Try it>
Each line of the data must be reproduced as it appears.

Recorded information>
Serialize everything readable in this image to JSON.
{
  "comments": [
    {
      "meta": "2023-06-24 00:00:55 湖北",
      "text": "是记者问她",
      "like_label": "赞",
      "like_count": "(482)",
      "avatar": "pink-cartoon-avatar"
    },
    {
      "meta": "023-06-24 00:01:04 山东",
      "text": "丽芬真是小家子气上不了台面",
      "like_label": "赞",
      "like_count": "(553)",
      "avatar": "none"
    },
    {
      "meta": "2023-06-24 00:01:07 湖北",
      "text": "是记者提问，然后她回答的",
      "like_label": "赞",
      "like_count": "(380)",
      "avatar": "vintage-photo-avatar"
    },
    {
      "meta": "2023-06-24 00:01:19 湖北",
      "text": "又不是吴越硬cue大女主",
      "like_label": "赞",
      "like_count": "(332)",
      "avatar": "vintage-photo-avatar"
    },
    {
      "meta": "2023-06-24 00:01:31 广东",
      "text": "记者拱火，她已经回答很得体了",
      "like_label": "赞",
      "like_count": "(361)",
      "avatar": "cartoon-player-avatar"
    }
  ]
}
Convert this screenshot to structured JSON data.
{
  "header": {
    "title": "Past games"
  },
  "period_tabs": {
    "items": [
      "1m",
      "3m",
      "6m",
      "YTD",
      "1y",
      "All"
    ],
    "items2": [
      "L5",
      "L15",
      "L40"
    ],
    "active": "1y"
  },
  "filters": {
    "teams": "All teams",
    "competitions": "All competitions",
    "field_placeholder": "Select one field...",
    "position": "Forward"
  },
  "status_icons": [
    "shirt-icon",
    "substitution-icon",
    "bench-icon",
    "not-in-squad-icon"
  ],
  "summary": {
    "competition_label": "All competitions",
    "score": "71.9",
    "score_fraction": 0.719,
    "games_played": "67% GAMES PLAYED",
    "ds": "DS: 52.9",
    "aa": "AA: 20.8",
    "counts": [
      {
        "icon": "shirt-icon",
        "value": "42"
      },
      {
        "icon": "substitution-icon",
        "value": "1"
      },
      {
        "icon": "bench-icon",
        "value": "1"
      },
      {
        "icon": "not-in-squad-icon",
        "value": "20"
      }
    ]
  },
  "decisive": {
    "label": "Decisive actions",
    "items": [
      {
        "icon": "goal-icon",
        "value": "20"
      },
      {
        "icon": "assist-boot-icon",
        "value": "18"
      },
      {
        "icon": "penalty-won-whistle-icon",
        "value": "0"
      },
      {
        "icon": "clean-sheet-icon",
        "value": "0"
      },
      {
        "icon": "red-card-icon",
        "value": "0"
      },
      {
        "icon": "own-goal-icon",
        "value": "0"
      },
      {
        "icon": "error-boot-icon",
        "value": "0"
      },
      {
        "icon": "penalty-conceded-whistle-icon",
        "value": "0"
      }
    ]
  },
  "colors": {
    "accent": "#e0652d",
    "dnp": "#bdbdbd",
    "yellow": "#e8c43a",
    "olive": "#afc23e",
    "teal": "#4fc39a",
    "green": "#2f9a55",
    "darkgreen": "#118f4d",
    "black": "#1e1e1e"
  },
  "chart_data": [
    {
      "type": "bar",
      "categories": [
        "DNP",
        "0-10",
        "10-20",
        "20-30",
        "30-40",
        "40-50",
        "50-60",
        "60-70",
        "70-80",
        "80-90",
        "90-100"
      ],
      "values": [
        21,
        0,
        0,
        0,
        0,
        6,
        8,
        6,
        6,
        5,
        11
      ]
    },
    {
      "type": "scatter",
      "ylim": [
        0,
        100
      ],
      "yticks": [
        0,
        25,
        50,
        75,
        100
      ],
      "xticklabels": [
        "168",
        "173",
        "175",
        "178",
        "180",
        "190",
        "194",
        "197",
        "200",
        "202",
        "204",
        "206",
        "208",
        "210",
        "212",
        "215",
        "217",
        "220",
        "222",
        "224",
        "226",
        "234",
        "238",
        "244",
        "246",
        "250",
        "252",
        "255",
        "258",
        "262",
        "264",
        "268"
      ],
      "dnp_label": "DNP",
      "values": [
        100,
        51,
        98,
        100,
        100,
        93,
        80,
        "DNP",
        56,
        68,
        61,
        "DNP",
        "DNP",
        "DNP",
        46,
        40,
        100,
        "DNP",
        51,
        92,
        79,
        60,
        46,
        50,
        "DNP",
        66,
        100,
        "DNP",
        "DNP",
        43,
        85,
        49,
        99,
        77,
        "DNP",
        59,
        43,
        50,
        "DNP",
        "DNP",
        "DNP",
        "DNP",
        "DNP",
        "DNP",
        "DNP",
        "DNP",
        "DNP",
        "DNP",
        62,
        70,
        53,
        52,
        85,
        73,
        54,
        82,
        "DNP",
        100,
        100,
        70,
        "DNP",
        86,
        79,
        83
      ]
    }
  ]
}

Result of the task>
Serialize everything readable in this image to JSON.
{
  "comments": [
    {
      "meta": "2023-06-24 00:00:55 湖北",
      "text": "是记者问她",
      "like_label": "赞",
      "like_count": "(482)",
      "avatar": "pink-cartoon-avatar"
    },
    {
      "meta": "023-06-24 00:01:04 山东",
      "text": "丽芬真是小家子气上不了台面",
      "like_label": "赞",
      "like_count": "(553)",
      "avatar": "none"
    },
    {
      "meta": "2023-06-24 00:01:07 湖北",
      "text": "是记者提问，然后她回答的",
      "like_label": "赞",
      "like_count": "(380)",
      "avatar": "vintage-photo-avatar"
    },
    {
      "meta": "2023-06-24 00:01:19 湖北",
      "text": "又不是吴越硬cue大女主",
      "like_label": "赞",
      "like_count": "(332)",
      "avatar": "vintage-photo-avatar"
    },
    {
      "meta": "2023-06-24 00:01:31 广东",
      "text": "记者拱火，她已经回答很得体了",
      "like_label": "赞",
      "like_count": "(361)",
      "avatar": "cartoon-player-avatar"
    }
  ]
}
Convert this screenshot to structured JSON data.
{
  "header": {
    "title": "Past games"
  },
  "period_tabs": {
    "items": [
      "1m",
      "3m",
      "6m",
      "YTD",
      "1y",
      "All"
    ],
    "items2": [
      "L5",
      "L15",
      "L40"
    ],
    "active": "1y"
  },
  "filters": {
    "teams": "All teams",
    "competitions": "All competitions",
    "field_placeholder": "Select one field...",
    "position": "Forward"
  },
  "status_icons": [
    "shirt-icon",
    "substitution-icon",
    "bench-icon",
    "not-in-squad-icon"
  ],
  "summary": {
    "competition_label": "All competitions",
    "score": "71.9",
    "score_fraction": 0.719,
    "games_played": "67% GAMES PLAYED",
    "ds": "DS: 52.9",
    "aa": "AA: 20.8",
    "counts": [
      {
        "icon": "shirt-icon",
        "value": "42"
      },
      {
        "icon": "substitution-icon",
        "value": "1"
      },
      {
        "icon": "bench-icon",
        "value": "1"
      },
      {
        "icon": "not-in-squad-icon",
        "value": "20"
      }
    ]
  },
  "decisive": {
    "label": "Decisive actions",
    "items": [
      {
        "icon": "goal-icon",
        "value": "20"
      },
      {
        "icon": "assist-boot-icon",
        "value": "18"
      },
      {
        "icon": "penalty-won-whistle-icon",
        "value": "0"
      },
      {
        "icon": "clean-sheet-icon",
        "value": "0"
      },
      {
        "icon": "red-card-icon",
        "value": "0"
      },
      {
        "icon": "own-goal-icon",
        "value": "0"
      },
      {
        "icon": "error-boot-icon",
        "value": "0"
      },
      {
        "icon": "penalty-conceded-whistle-icon",
        "value": "0"
      }
    ]
  },
  "colors": {
    "accent": "#e0652d",
    "dnp": "#bdbdbd",
    "yellow": "#e8c43a",
    "olive": "#afc23e",
    "teal": "#4fc39a",
    "green": "#2f9a55",
    "darkgreen": "#118f4d",
    "black": "#1e1e1e"
  },
  "chart_data": [
    {
      "type": "bar",
      "categories": [
        "DNP",
        "0-10",
        "10-20",
        "20-30",
        "30-40",
        "40-50",
        "50-60",
        "60-70",
        "70-80",
        "80-90",
        "90-100"
      ],
      "values": [
        21,
        0,
        0,
        0,
        0,
        6,
        8,
        6,
        6,
        5,
        11
      ]
    },
    {
      "type": "scatter",
      "ylim": [
        0,
        100
      ],
      "yticks": [
        0,
        25,
        50,
        75,
        100
      ],
      "xticklabels": [
        "168",
        "173",
        "175",
        "178",
        "180",
        "190",
        "194",
        "197",
        "200",
        "202",
        "204",
        "206",
        "208",
        "210",
        "212",
        "215",
        "217",
        "220",
        "222",
        "224",
        "226",
        "234",
        "238",
        "244",
        "246",
        "250",
        "252",
        "255",
        "258",
        "262",
        "264",
        "268"
      ],
      "dnp_label": "DNP",
      "values": [
        100,
        51,
        98,
        100,
        100,
        93,
        80,
        "DNP",
        56,
        68,
        61,
        "DNP",
        "DNP",
        "DNP",
        46,
        40,
        100,
        "DNP",
        51,
        92,
        79,
        60,
        46,
        50,
        "DNP",
        66,
        100,
        "DNP",
        "DNP",
        43,
        85,
        49,
        99,
        77,
        "DNP",
        59,
        43,
        50,
        "DNP",
        "DNP",
        "DNP",
        "DNP",
        "DNP",
        "DNP",
        "DNP",
        "DNP",
        "DNP",
        "DNP",
        62,
        70,
        53,
        52,
        85,
        73,
        54,
        82,
        "DNP",
        100,
        100,
        70,
        "DNP",
        86,
        79,
        83
      ]
    }
  ]
}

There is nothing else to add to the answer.